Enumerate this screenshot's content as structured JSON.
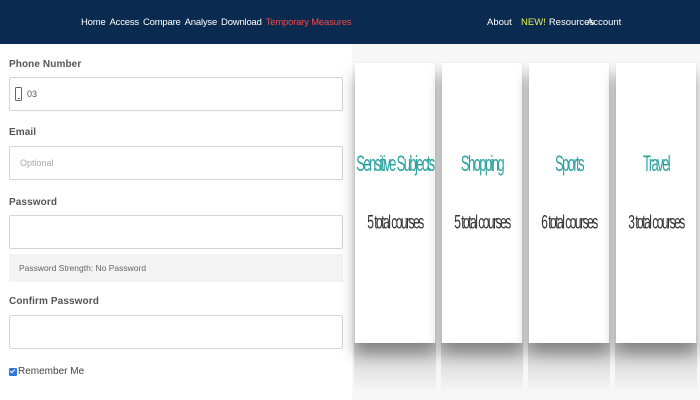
{
  "nav": {
    "left_links": [
      {
        "label": "Home",
        "alert": false
      },
      {
        "label": "Access",
        "alert": false
      },
      {
        "label": "Compare",
        "alert": false
      },
      {
        "label": "Analyse",
        "alert": false
      },
      {
        "label": "Download",
        "alert": false
      },
      {
        "label": "Temporary Measures",
        "alert": true
      }
    ],
    "about": "About",
    "new_badge": "NEW!",
    "resources": "Resources",
    "account": "Account"
  },
  "form": {
    "phone_label": "Phone Number",
    "phone_value": "03",
    "email_label": "Email",
    "email_placeholder": "Optional",
    "password_label": "Password",
    "password_strength": "Password Strength: No Password",
    "confirm_label": "Confirm Password",
    "remember_label": "Remember Me",
    "remember_checked": true
  },
  "cards": [
    {
      "title": "Sensitive Subjects",
      "count": "5 total courses"
    },
    {
      "title": "Shopping",
      "count": "5 total courses"
    },
    {
      "title": "Sports",
      "count": "6 total courses"
    },
    {
      "title": "Travel",
      "count": "3 total courses"
    }
  ],
  "colors": {
    "navbar": "#0b2a4f",
    "alert_link": "#ef4a4a",
    "new_badge": "#e8f04d",
    "card_title": "#2aa2a0",
    "checkbox": "#2e78d6"
  }
}
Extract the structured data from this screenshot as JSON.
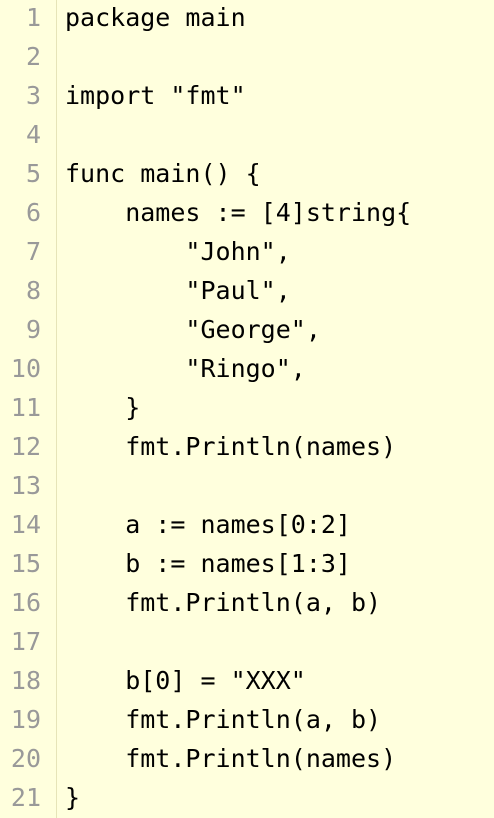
{
  "editor": {
    "background": "#ffffdd",
    "line_number_color": "#999999",
    "lines": [
      {
        "num": "1",
        "text": "package main"
      },
      {
        "num": "2",
        "text": ""
      },
      {
        "num": "3",
        "text": "import \"fmt\""
      },
      {
        "num": "4",
        "text": ""
      },
      {
        "num": "5",
        "text": "func main() {"
      },
      {
        "num": "6",
        "text": "    names := [4]string{"
      },
      {
        "num": "7",
        "text": "        \"John\","
      },
      {
        "num": "8",
        "text": "        \"Paul\","
      },
      {
        "num": "9",
        "text": "        \"George\","
      },
      {
        "num": "10",
        "text": "        \"Ringo\","
      },
      {
        "num": "11",
        "text": "    }"
      },
      {
        "num": "12",
        "text": "    fmt.Println(names)"
      },
      {
        "num": "13",
        "text": ""
      },
      {
        "num": "14",
        "text": "    a := names[0:2]"
      },
      {
        "num": "15",
        "text": "    b := names[1:3]"
      },
      {
        "num": "16",
        "text": "    fmt.Println(a, b)"
      },
      {
        "num": "17",
        "text": ""
      },
      {
        "num": "18",
        "text": "    b[0] = \"XXX\""
      },
      {
        "num": "19",
        "text": "    fmt.Println(a, b)"
      },
      {
        "num": "20",
        "text": "    fmt.Println(names)"
      },
      {
        "num": "21",
        "text": "}"
      }
    ]
  }
}
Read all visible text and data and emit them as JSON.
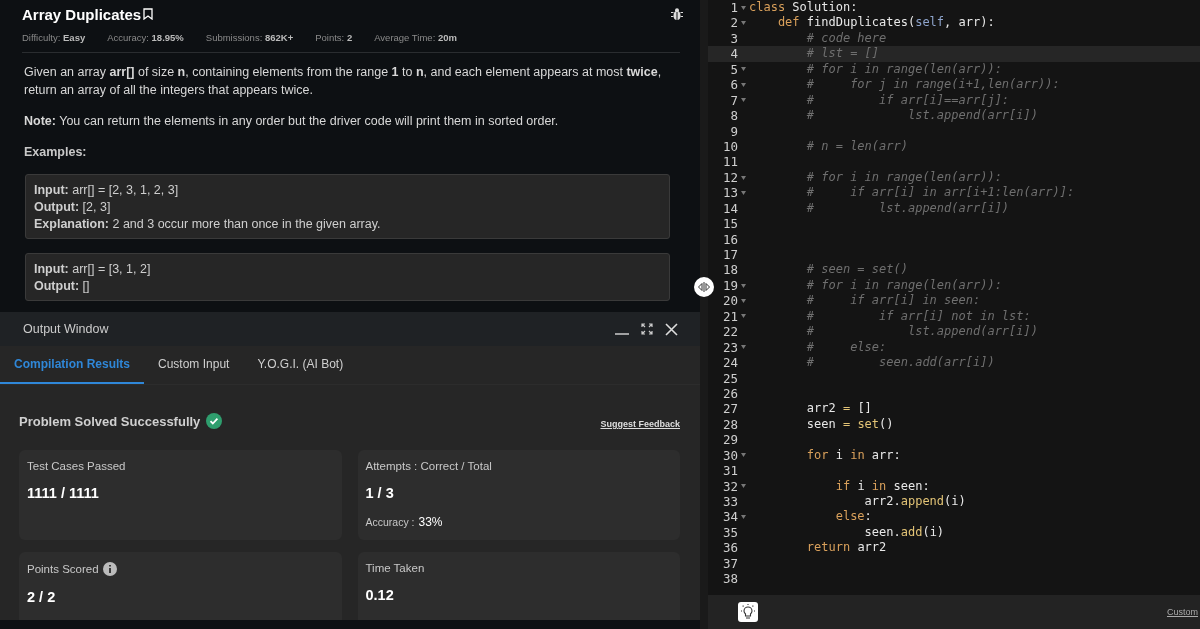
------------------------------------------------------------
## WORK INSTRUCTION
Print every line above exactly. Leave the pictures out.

## RESPONSE TO THIS TASK
Enumerate this screenshot's content as structured JSON.
{
  "nav": {
    "left_links": [
      {
        "label": "Home",
        "alert": false
      },
      {
        "label": "Access",
        "alert": false
      },
      {
        "label": "Compare",
        "alert": false
      },
      {
        "label": "Analyse",
        "alert": false
      },
      {
        "label": "Download",
        "alert": false
      },
      {
        "label": "Temporary Measures",
        "alert": true
      }
    ],
    "about": "About",
    "new_badge": "NEW!",
    "resources": "Resources",
    "account": "Account"
  },
  "form": {
    "phone_label": "Phone Number",
    "phone_value": "03",
    "email_label": "Email",
    "email_placeholder": "Optional",
    "password_label": "Password",
    "password_strength": "Password Strength: No Password",
    "confirm_label": "Confirm Password",
    "remember_label": "Remember Me",
    "remember_checked": true
  },
  "cards": [
    {
      "title": "Sensitive Subjects",
      "count": "5 total courses"
    },
    {
      "title": "Shopping",
      "count": "5 total courses"
    },
    {
      "title": "Sports",
      "count": "6 total courses"
    },
    {
      "title": "Travel",
      "count": "3 total courses"
    }
  ],
  "colors": {
    "navbar": "#0b2a4f",
    "alert_link": "#ef4a4a",
    "new_badge": "#e8f04d",
    "card_title": "#2aa2a0",
    "checkbox": "#2e78d6"
  }
}
Extract the structured data from this screenshot as JSON.
{
  "editor": {
    "background": "#ffffdd",
    "line_number_color": "#999999",
    "lines": [
      {
        "num": "1",
        "text": "package main"
      },
      {
        "num": "2",
        "text": ""
      },
      {
        "num": "3",
        "text": "import \"fmt\""
      },
      {
        "num": "4",
        "text": ""
      },
      {
        "num": "5",
        "text": "func main() {"
      },
      {
        "num": "6",
        "text": "    names := [4]string{"
      },
      {
        "num": "7",
        "text": "        \"John\","
      },
      {
        "num": "8",
        "text": "        \"Paul\","
      },
      {
        "num": "9",
        "text": "        \"George\","
      },
      {
        "num": "10",
        "text": "        \"Ringo\","
      },
      {
        "num": "11",
        "text": "    }"
      },
      {
        "num": "12",
        "text": "    fmt.Println(names)"
      },
      {
        "num": "13",
        "text": ""
      },
      {
        "num": "14",
        "text": "    a := names[0:2]"
      },
      {
        "num": "15",
        "text": "    b := names[1:3]"
      },
      {
        "num": "16",
        "text": "    fmt.Println(a, b)"
      },
      {
        "num": "17",
        "text": ""
      },
      {
        "num": "18",
        "text": "    b[0] = \"XXX\""
      },
      {
        "num": "19",
        "text": "    fmt.Println(a, b)"
      },
      {
        "num": "20",
        "text": "    fmt.Println(names)"
      },
      {
        "num": "21",
        "text": "}"
      }
    ]
  }
}
Read all visible text and data and emit them as JSON.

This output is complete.